God has not brought me here to be normal. Normal was gone a long time ago. Stop expecting normal. If you want normal, you might as well go home now.

I read a verse a few years ago that shook me. I thought I understood it then but apparently I didn't because I'm still discovering it, and I'm still working on it.

Psalm 71:18: Even when I am old and gray, do not forsake me, O God, until I declare your power to the next generation, your might to all who are to come.

That "until" in there, it's significant, it's heavy, it's bold, it's scary.

Do not forsake me


I declare your power


I've done your work.

Then, I guess... do whatever you want with me. If I'm reading the Psalm correctly, forsaking is on the table. You don't owe me anything. Totally up to you.

...And how could anyone ever believe the Creator of the universe owes them anything? He has no debts. We're the ones with debts.

In the very least, David's asking God not to let him get feeble and old and gray and useless until he's totally spent (broken, spilled out) doing God's work.

In recent weeks, I've spent a lot of time deliberating my future, wondering how long I'll stay here, how long I'll stay in camp ministry, or in ministry in general. If you'd have asked me a few months ago where I thought I was going to be in a year, I'd have told you I'll probably be in Grand Rapids working, paying off debt, back with my family and friends and life will be...


But enough people have pushed me to question that, some on purpose, and some not.
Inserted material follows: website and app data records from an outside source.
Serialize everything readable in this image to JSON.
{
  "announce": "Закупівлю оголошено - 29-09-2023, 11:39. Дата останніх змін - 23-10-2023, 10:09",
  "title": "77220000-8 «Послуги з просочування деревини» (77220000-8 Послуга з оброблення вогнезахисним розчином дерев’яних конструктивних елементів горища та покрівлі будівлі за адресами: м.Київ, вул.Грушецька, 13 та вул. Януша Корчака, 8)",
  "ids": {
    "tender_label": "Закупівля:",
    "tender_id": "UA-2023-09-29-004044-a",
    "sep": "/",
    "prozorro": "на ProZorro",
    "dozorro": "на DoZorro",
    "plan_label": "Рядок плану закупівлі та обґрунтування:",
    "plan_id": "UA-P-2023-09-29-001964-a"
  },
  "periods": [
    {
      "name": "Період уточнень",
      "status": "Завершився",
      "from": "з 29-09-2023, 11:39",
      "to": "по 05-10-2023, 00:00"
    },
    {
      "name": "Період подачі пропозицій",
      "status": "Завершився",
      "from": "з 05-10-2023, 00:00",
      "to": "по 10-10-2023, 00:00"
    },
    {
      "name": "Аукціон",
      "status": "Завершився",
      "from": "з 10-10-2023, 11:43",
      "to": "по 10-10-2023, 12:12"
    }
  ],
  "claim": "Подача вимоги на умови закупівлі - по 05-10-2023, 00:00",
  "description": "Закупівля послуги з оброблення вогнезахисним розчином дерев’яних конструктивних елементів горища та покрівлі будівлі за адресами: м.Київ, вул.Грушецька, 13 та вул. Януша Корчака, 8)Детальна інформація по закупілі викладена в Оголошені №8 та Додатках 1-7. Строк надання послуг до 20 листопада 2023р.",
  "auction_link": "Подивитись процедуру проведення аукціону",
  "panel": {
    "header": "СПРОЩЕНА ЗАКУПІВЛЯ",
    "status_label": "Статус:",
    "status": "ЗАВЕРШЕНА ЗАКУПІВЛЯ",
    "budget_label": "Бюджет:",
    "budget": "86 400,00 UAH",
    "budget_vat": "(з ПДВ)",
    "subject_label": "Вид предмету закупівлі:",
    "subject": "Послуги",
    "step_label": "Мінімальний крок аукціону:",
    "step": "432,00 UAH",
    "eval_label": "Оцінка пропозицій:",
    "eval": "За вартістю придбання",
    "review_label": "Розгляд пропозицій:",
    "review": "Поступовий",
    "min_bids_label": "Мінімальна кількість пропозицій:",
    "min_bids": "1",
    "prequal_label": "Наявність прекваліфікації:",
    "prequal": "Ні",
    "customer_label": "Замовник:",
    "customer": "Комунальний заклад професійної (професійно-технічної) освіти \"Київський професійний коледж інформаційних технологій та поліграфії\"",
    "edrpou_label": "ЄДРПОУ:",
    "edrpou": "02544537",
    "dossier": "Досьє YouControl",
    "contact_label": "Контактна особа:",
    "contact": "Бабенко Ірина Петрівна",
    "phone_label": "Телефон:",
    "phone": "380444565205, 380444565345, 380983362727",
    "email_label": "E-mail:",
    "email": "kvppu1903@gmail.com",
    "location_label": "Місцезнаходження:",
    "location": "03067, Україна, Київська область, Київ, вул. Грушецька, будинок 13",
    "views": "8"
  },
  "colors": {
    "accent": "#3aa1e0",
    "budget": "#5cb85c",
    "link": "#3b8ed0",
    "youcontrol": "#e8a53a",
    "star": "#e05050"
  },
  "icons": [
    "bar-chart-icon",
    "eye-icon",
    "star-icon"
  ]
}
And I think there are enough people praying for me that God must be having mercy on my soul and teaching me, again, those things that I probably should have known by now, that no one could ever have told me, in ways no one else could have taught me.

And so now I don't know where I'll be in a year. But I believe that I am nearer than ever to genuinely trusting God. I picture myself with my face hidden, covering my eyes, having long held stubbornly to my own neat ambitions and plans, holding one hand aloft offering the last of them to God, the fingers one by one losing grip on them as he gently takes them, takes my future, and in doing so allows me to truly live as he has planned all along.

I haven't left life behind. Relationships, careers, finances... I've begun to see that being single has allowed me to be free. I thought I abandoned establishing a career path but it's more accurate to say I've started one. I have known very little hunger or need since I've come here, and that cloud of debt is shrinking ever-so-slowly.

While accepting this goes a long way to calm my present anxieties, the greater comfort comes in the realization that God is calling me to greater trust and deeper faith.

1 comment:

Heather Ingram said...

Awesome post =)
At the beginning of our mission work here in PR I felt a lot like you did ('cept I was 19). I don't even have a college degree! David and I got married when I was right out of HS knowing that in a year or so I would be moving away from everything I knew and grew up with to live with people we call "acquaintances". When David proposed he said, "God has called me to the life of a missionary in PR, if you feel called too, then marry me but if thats not the life God has for you, then we need to go our separate ways" (such a romantic marriage proposal huh!).When we first moved here, I was kinda like you are now, one day hoping we would be moving back home, David getting a job somewhere, me getting a degree, and finally having a family and raising them in America. Now, 7 years later, this life we are living now is what God has molded and planned for me and my little family. I can no longer imagine myself or David getting a "regular" job in the States, actually now we would be miserable if we did. Yes, we still miss family and friends back home and even the American culture at times but the crazy life of a missionary "is the life for me". I now anticipate one day, Lord willing, moving to Kenya and raising Hannah there. Call me crazy (some of my family does!) but to me this is my life now, I have willingly put my hand to the plow and I am not looking back. Thats not to say our trust, faith and dependence on Him never gets tested, haha, quite the contrary =) Cuz if you're gonna be plowin' His field then you gotta be equipped with the latest dose of faith, trust and surrendering to His Will.
Just my 2 cents =)